Belle Isle Part II: Troubled Present

Author's note: This is the second of a three-part series that I wrote for the newspapers I work for in Metro Detroit. On Friday, Aug. 31, the series started with a look at "Belle Isle's Troubled Present", and the Sunday, Sept. 2 installment will focus on "Belle Isle's Uncertain Future". 

Troubled Present
Belle Isle draws 5 million visitors each year for good reason: It offers an attractive outdoor space for a variety of recreational opportunities.

But within those 5 million are enough bad apples to give Belle Isle a reputation as unsafe, unclean and — given its present financial course — unsustainable.

The perception among many both inside and outside Detroit is that the grounds are trashed, the historic buildings are falling apart and you take your life in your hands if you go there at night.

Belle Isle Park Manager Keith Flournoy acknowledges that perception exists, but said he and others do the best they can with the little resources they have.

He also insists “there’s very little crime here.”
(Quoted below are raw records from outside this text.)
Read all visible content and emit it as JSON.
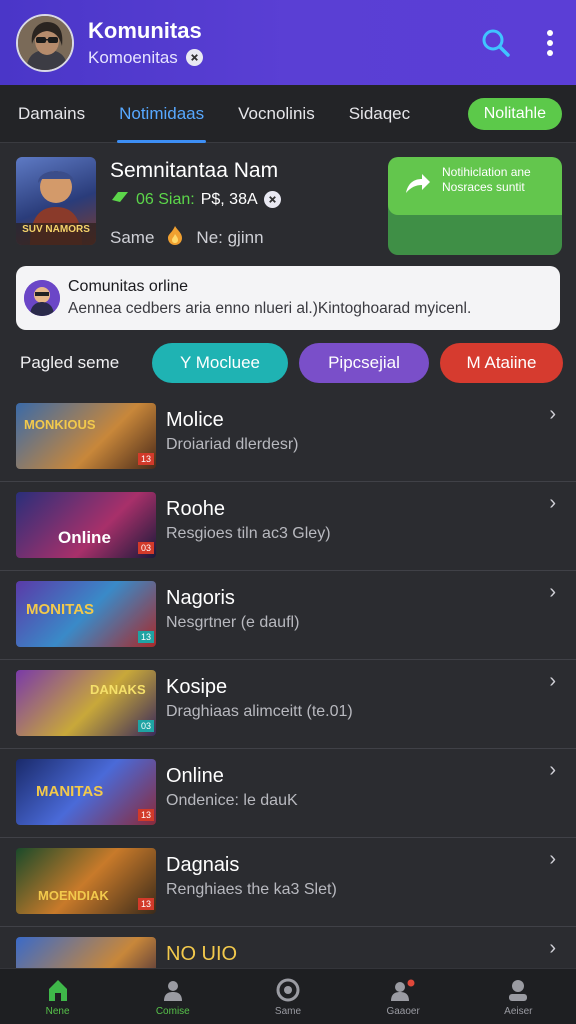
{
  "header": {
    "title": "Komunitas",
    "subtitle": "Komoenitas"
  },
  "tabs": [
    "Damains",
    "Notimidaas",
    "Vocnolinis",
    "Sidaqec"
  ],
  "tab_pill": "Nolitahle",
  "featured": {
    "title": "Semnitantaa Nam",
    "meta_green": "06 Sian:",
    "meta_white": "P$, 38A",
    "left_text": "Same",
    "right_text": "Ne: gjinn",
    "thumb_text": "SUV NAMORS",
    "promo": "Notihiclation ane Nosraces suntit"
  },
  "notice": {
    "title": "Comunitas orline",
    "body": "Aennea cedbers aria enno nlueri al.)Kintoghoarad myicenl."
  },
  "filter": {
    "label": "Pagled seme",
    "chips": [
      {
        "label": "Y  Mocluee",
        "color": "#1fb3b3"
      },
      {
        "label": "Pipcsejial",
        "color": "#7a4fc9"
      },
      {
        "label": "M Ataiine",
        "color": "#d63b2f"
      }
    ]
  },
  "list": [
    {
      "title": "Molice",
      "sub": "Droiariad dlerdesr)",
      "thumb": "MONKIOUS",
      "badge": "13"
    },
    {
      "title": "Roohe",
      "sub": "Resgioes tiln ac3 Gley)",
      "thumb": "Online",
      "badge": "03"
    },
    {
      "title": "Nagoris",
      "sub": "Nesgrtner (e daufl)",
      "thumb": "MONITAS",
      "badge": "13"
    },
    {
      "title": "Kosipe",
      "sub": "Draghiaas alimceitt (te.01)",
      "thumb": "DANAKS",
      "badge": "03"
    },
    {
      "title": "Online",
      "sub": "Ondenice: le dauK",
      "thumb": "MANITAS",
      "badge": "13"
    },
    {
      "title": "Dagnais",
      "sub": "Renghiaes the ka3 Slet)",
      "thumb": "MOENDIAK",
      "badge": "13"
    },
    {
      "title": "NO UIO",
      "sub": "",
      "thumb": "",
      "badge": ""
    }
  ],
  "bottom_nav": [
    "Nene",
    "Comise",
    "Same",
    "Gaaoer",
    "Aeiser"
  ],
  "colors": {
    "header": "#5a3fd4",
    "accent_blue": "#57a8ff",
    "accent_green": "#5cc94a"
  }
}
“I work here 70 to 80 hours a week, and I wouldn’t be doing that if I didn’t feel safe,” Flournoy said early this month. “We’ll have the occasional knuckleheads and I can’t say that some stuff doesn’t happen, and I understand how people who don’t ever come here might think otherwise, but it’s a safe place.”
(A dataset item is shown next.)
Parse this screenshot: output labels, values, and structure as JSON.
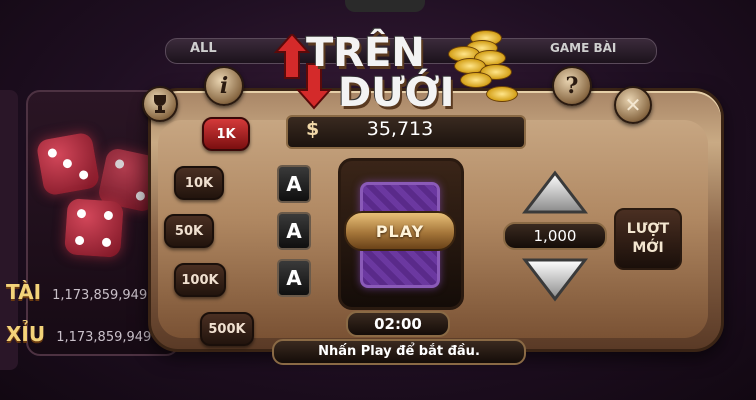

Attempts to contact the Detroit Police Department, which has a station on Belle Isle, to contribute to this story were unsuccessful.

Flournoy said the biggest problem is people trashing the park. With less than a handful of employees to clean up after 5 million annual visitors, it’s understandable that this problem exists.

“We’ll take heat for how trashed this park looks at times, but we get it done,” Flournoy said. “We may not get it done as quickly as we want, but we get it done. … We’ll start at one end of the island, then work our way across until we’re done. With only a handful of people doing it, that’s going to take some time.”

As for the conditions of the historic buildings, all are in various stages of disrepair. Again, Flournoy said, they do the best they can with the little resources they have, but many buildings are in need of significant restoration, among them the Detroit Boat Club, the Belle Isle Zoo and various restroom facilities.

On a bright note, thanks to the efforts of the Friends of Belle Isle Aquarium, workers recently installed a new roof on the 1904 Aquarium building. After having been closed due to budget cuts several years ago, officials said they hope to reopen the aquarium this year.

Flournoy is quick to point out that the people who work on Belle Isle go above and beyond the call of duty. The island park has a way of infecting your spirit, he said, so you have a deeper sense of commitment to its well-being.

“That’s one of the reasons why we can do what we do with so few people,” he said. “They care about this park, so they care about their work.”

Again, despite its warts, Belle Isle remains a popular attraction.

A group of teens said they come to the park all summer long for many reasons.

“I like to come out here and chill,” said Jay, 19, of Detroit. “It’s a nice little environment.”

“I still like to play on the playscape,” said Donielle of Highland Park. “That’s what I’m doing right now. I’m 19 years old and I’m still sliding down the slides.”

“We’ve been coming out here since we were young kids,” said Derek, 19, also of Detroit.

“My first year out to Belle Isle was 1993; that’s the year I was born,” Donielle said . “We have family reunions here, get-togethers, barbecues.”

“There’s a lot of things you can do out here,” Jay said, then with the others’ help he listed the beach, giant slide and water slide specifically.

Up Next: Belle Isle's Uncertain Future